Biofuel: helping create environmentally sustainable growth
A new biofuel plant in Ghana could not only help meet the country’s power needs and environmental commitments, but also help drive growth in the country’s poorest regions.
While Ghana has developed hydropower and thermal power industries, both posed limitations. Its hydropower services were of relatively low capacity and used mainly for base-load provision (used to maintain steady low-level grid supply), and its thermal plants were confined to the south of the country.
This asymmetry led to a number of problems — grids in different parts of the country struggle to meet energy needs and when energy was transmitted from power-generating hubs in the south to the energy-starved north, some of it was lost through inefficiencies. The response was to build a biomass plant in the Brong Ahafo region of central Ghana, integrated into a 23,000 hectare eucalyptus plantation. The plant will burn material farmed sustainably from the plantation and provide 426GWh of energy a year. The plantation itself will also include protected areas of biodiversity and could help Ghana in meeting its target of 10% renewable power generation by 2020. But its impact could go beyond that.
Fuel for growth
Ghana is one of the richest nations on the African continent, but this doesn’t mean it doesn’t struggle with high levels of poverty, particularly in the north of the country.
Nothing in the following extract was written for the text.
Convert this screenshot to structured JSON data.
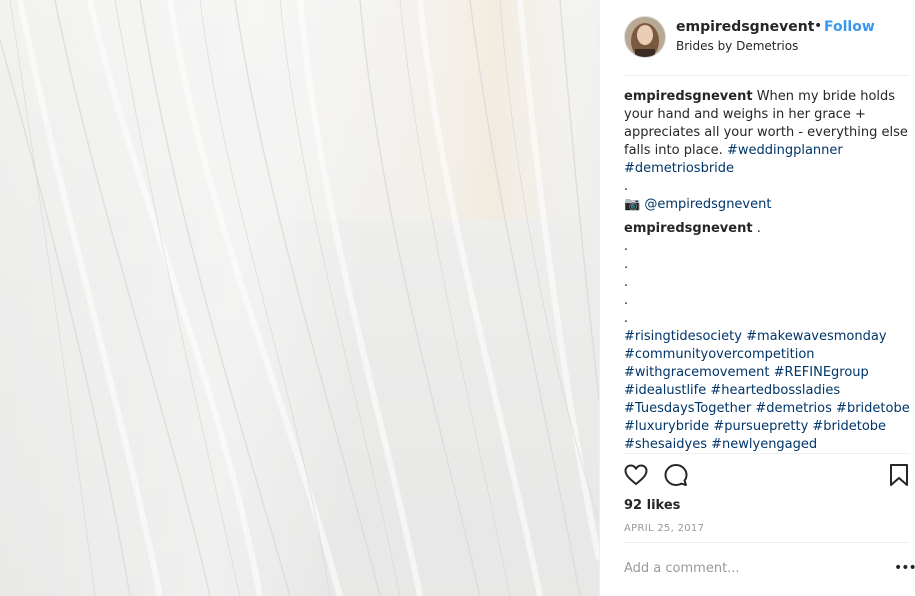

On paper, Ghana claims a remarkably low 2.5% level of unemployment (Germany, by comparison, scores only 4.5%), but there are a number of factors to consider, including how Ghana defines employment, issues with the unemployment registration system, exclusion of female unemployment and low wages. In this light, the plant is not only good news for power generation and environmental goals — it could also be a key driver of employment and wider growth in the region.
The mighty multiplier
To understand the true impact of Ghana’s biofuel program on the local economy, it's important to understand an important macroeconomic function called the multiplier effect. First described by English economist John Maynard Keynes in his seminal work The General Theory of Employment, Interest and Money, the multiplier effect describes the consequences an exogenous variable has on an endogenous variable.
Put more simply, the multiplier describes mathematically how increasing one factor, such as jobs, will have a wider impact on the economy at large. For example, more employed people means more people will spend money, which in turn creates more money and more employment. The multiplier effect, defined by Keynes as the mathematical function “k,” is key to understanding and modelling economic growth.
To calculate the relative (k) multiplier effect for the Brong Ahafo project, EY teams used the marginal propensity to consume (MPC). This is the predicted change in consumption resulting from increased disposable income in the hands of local workforces. Optimistic and conservative estimations of the MPC yielded k multipliers of 3.6 and 2.61. The team ultimately decided on a realistic multiplier of k equal to 3.0.
On the basis of the application of the multiplier, it was estimated that the power plant project could have the employment effect of creating 2,700 jobs (direct and indirect). This could increase disposable incomes and therefore drive greater private consumption. Applying a multiplier effect k of 3.0 on annual payments for salaries and wages, the added value amounts to US$3.4m in 2015 and US$5.7m in 2019.
The new biomass plant, therefore, could not just help meet Ghana’s distinct energy needs, it could also help contribute to Ghana’s commitment to clean and renewable power, and help drive growth in some of the deprived parts of the country.